New childcare spaces opening up?
City of Stratford and local school boards applying for additional childcare spaces
There could be 123 new childcare spaces for preschoolaged children coming to Perth County.
The City of Stratford and local school boards are applying for provincial funding to create additional spots for children under the age of five at several new sites connected to area schools. If approved, it would help address the local demand – there’s a wait list – for childcare for infant, toddler and preschool children.
It’s a two-project process, with the first proposal due this past Friday. The second is less than a month away – Sept. 8.
“The timeline was extremely, extremely tight,” said Carole Desmeules, the city’s director of social services.
But she added senior staff from both the public and Catholic school boards have been great partners throughout the process.
The Ministry of Education is expected to have an answer by early 2018. The first local proposal included new childcare centres on five sites in addition to seven family and child program rooms. “The province will look feverishly at all these requests and come back,” said city manager of childcare Barb Hobson. “We’re really hopeful.”

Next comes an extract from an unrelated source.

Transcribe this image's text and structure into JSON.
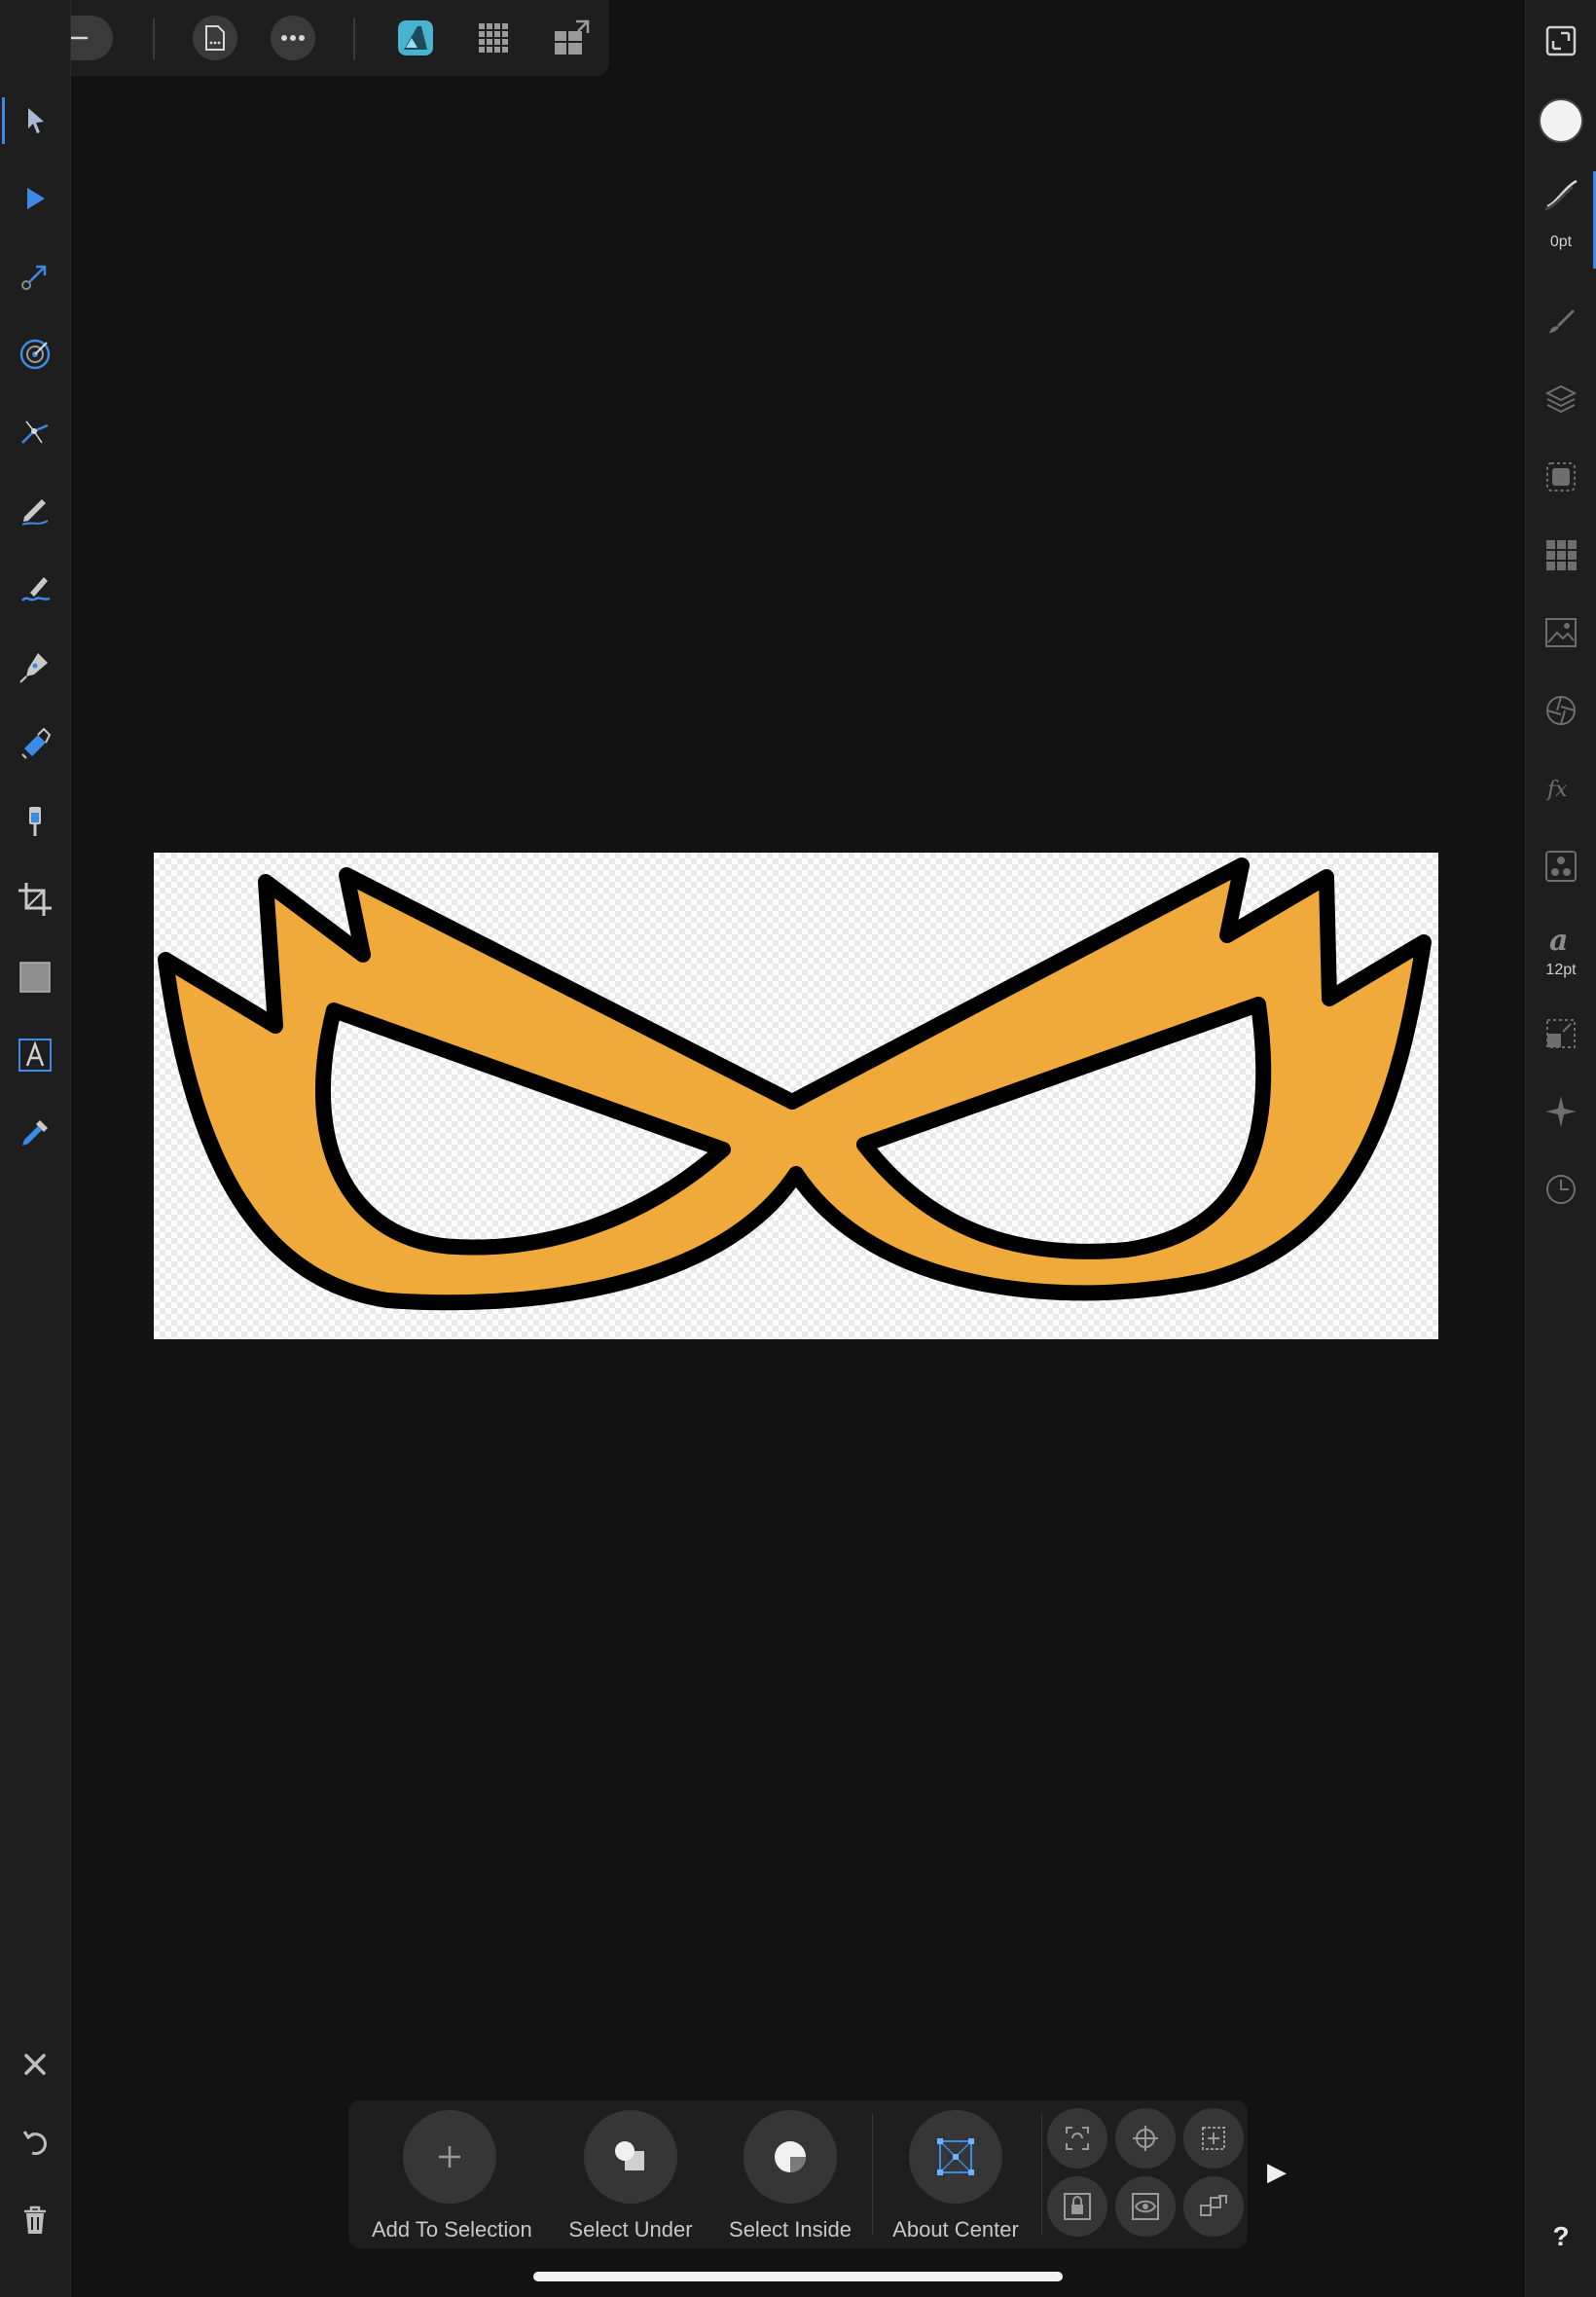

Perth County has never received funding for these types of projects, she added.
“So this is a wonderful opportunity,” she said.
This isn’t an afterschool program.” Carole Desmeules
If approved, the tight timelines continue. The centres must be opened and operational by the 2018-19 school year.
As for selecting the sites, data and indicators such as wait lists, occupancy rates, and internal and external space were used.
“This has not been done lightly. We have done extensive needs assessments and surveys on the childcare and the need for childcare,” Desmeules said. “Based on all the data, we were able to make an informed decision on where the needs are.”
Even though some schools appear to have sufficient space for a childcare addition, the adjacent land doesn’t permit building. “It’s deceiving,” Hobson said. Desmeules added the potential facilities are strictly for infant and preschool-aged children.
“This isn’t an after-school program,” she said.
The funding includes capital and operational costs, and equipment purchases. The province has promised municipalities will not have to deal with any additional financial burden.
Capital priorities project funding, the second of the two-part process, is tacked on to an annual report school boards submit to the province regarding pupil accommodation, consolidation and repair.
Coun. Kathy Vassilakos pointed out during Wednesday’s social services subcommittee meeting the application is not meant to rescue schools from the accommodation review.
“I can foresee the potential for some conflict where schools would have lots of space, but they also don’t have the need for childcare and maybe asking, ‘Why haven’t you put it here?’” she said.
But Hobson said if there are not enough students, there’s no need for childcare.
“We’re not saving a school, it’s about where is it appropriate for that childcare space,” she said. email@example.com